## Try it:
Verbatim reproduction of the entries is required; images must be omitted.

*** Block opens ***

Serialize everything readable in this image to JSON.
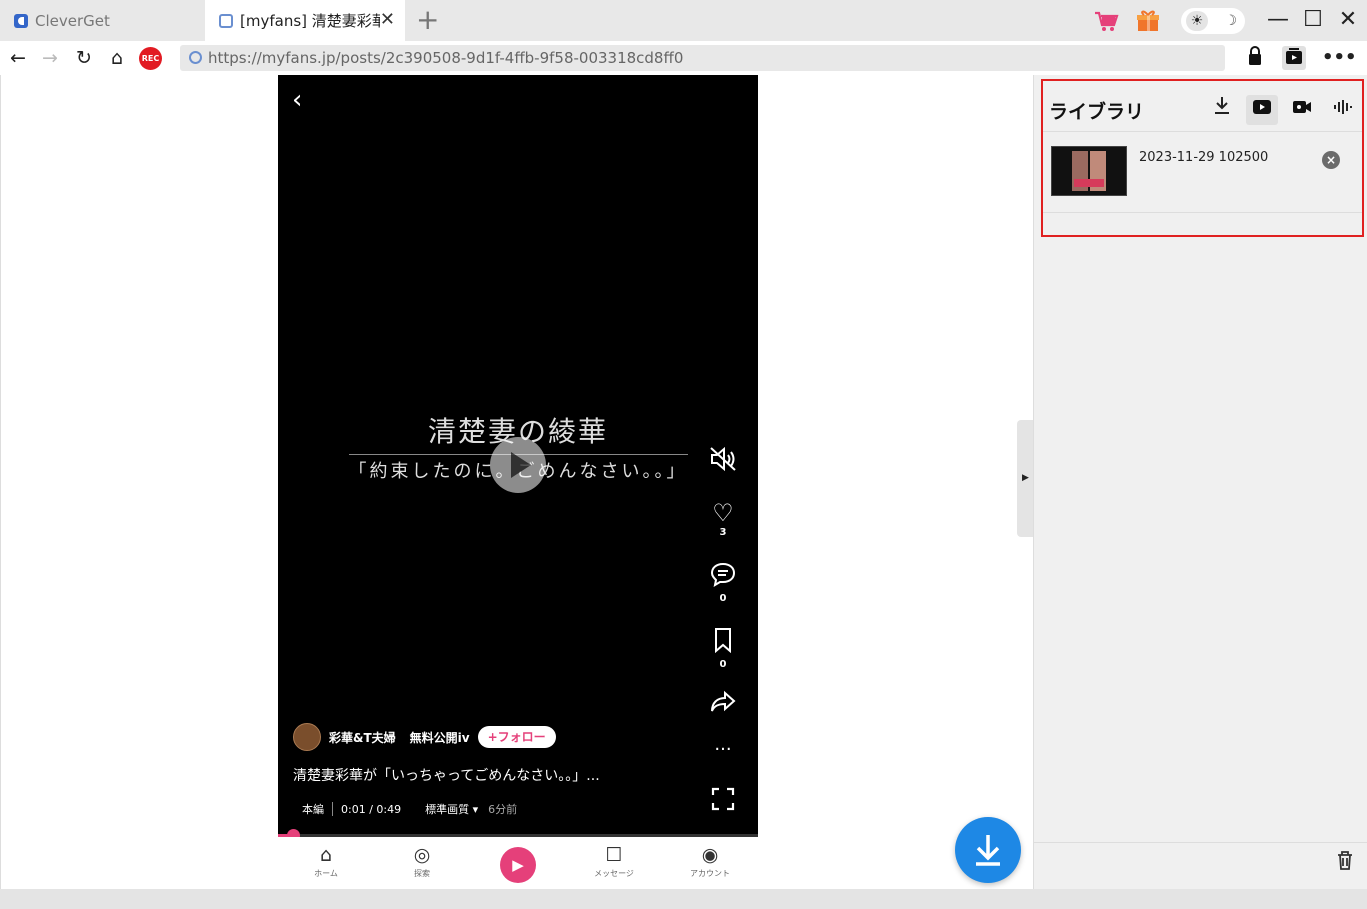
{
  "tabs": [
    {
      "title": "CleverGet",
      "active": false
    },
    {
      "title": "[myfans] 清楚妻彩華",
      "active": true
    }
  ],
  "window_controls": {
    "minimize": "—",
    "maximize": "☐",
    "close": "✕"
  },
  "theme": {
    "light_glyph": "☀",
    "dark_glyph": "☽"
  },
  "address_bar": {
    "url": "https://myfans.jp/posts/2c390508-9d1f-4ffb-9f58-003318cd8ff0",
    "rec_label": "REC"
  },
  "video": {
    "title_main": "清楚妻の綾華",
    "title_sub": "「約束したのに。ごめんなさい。。」",
    "likes": "3",
    "comments": "0",
    "bookmarks": "0",
    "author": "彩華&T夫婦",
    "free_label": "無料公開iv",
    "follow_label": "+フォロー",
    "caption": "清楚妻彩華が「いっちゃってごめんなさい。。」...",
    "mode": "本編",
    "time": "0:01 / 0:49",
    "quality": "標準画質",
    "posted": "6分前",
    "progress": 0.02
  },
  "bottom_nav": [
    {
      "label": "ホーム",
      "icon": "home-icon"
    },
    {
      "label": "探索",
      "icon": "compass-icon"
    },
    {
      "label": "メッセージ",
      "icon": "message-icon"
    },
    {
      "label": "アカウント",
      "icon": "account-icon"
    }
  ],
  "library": {
    "title": "ライブラリ",
    "items": [
      {
        "name": "2023-11-29 102500"
      }
    ]
  },
  "colors": {
    "accent": "#1e88e5",
    "brand_pink": "#e5407a",
    "highlight_border": "#e02020",
    "rec_red": "#e21b23"
  }
}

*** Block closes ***

## Task response:
Serialize everything readable in this image to JSON.
{
  "tabs": [
    {
      "title": "CleverGet",
      "active": false
    },
    {
      "title": "[myfans] 清楚妻彩華",
      "active": true
    }
  ],
  "window_controls": {
    "minimize": "—",
    "maximize": "☐",
    "close": "✕"
  },
  "theme": {
    "light_glyph": "☀",
    "dark_glyph": "☽"
  },
  "address_bar": {
    "url": "https://myfans.jp/posts/2c390508-9d1f-4ffb-9f58-003318cd8ff0",
    "rec_label": "REC"
  },
  "video": {
    "title_main": "清楚妻の綾華",
    "title_sub": "「約束したのに。ごめんなさい。。」",
    "likes": "3",
    "comments": "0",
    "bookmarks": "0",
    "author": "彩華&T夫婦",
    "free_label": "無料公開iv",
    "follow_label": "+フォロー",
    "caption": "清楚妻彩華が「いっちゃってごめんなさい。。」...",
    "mode": "本編",
    "time": "0:01 / 0:49",
    "quality": "標準画質",
    "posted": "6分前",
    "progress": 0.02
  },
  "bottom_nav": [
    {
      "label": "ホーム",
      "icon": "home-icon"
    },
    {
      "label": "探索",
      "icon": "compass-icon"
    },
    {
      "label": "メッセージ",
      "icon": "message-icon"
    },
    {
      "label": "アカウント",
      "icon": "account-icon"
    }
  ],
  "library": {
    "title": "ライブラリ",
    "items": [
      {
        "name": "2023-11-29 102500"
      }
    ]
  },
  "colors": {
    "accent": "#1e88e5",
    "brand_pink": "#e5407a",
    "highlight_border": "#e02020",
    "rec_red": "#e21b23"
  }
}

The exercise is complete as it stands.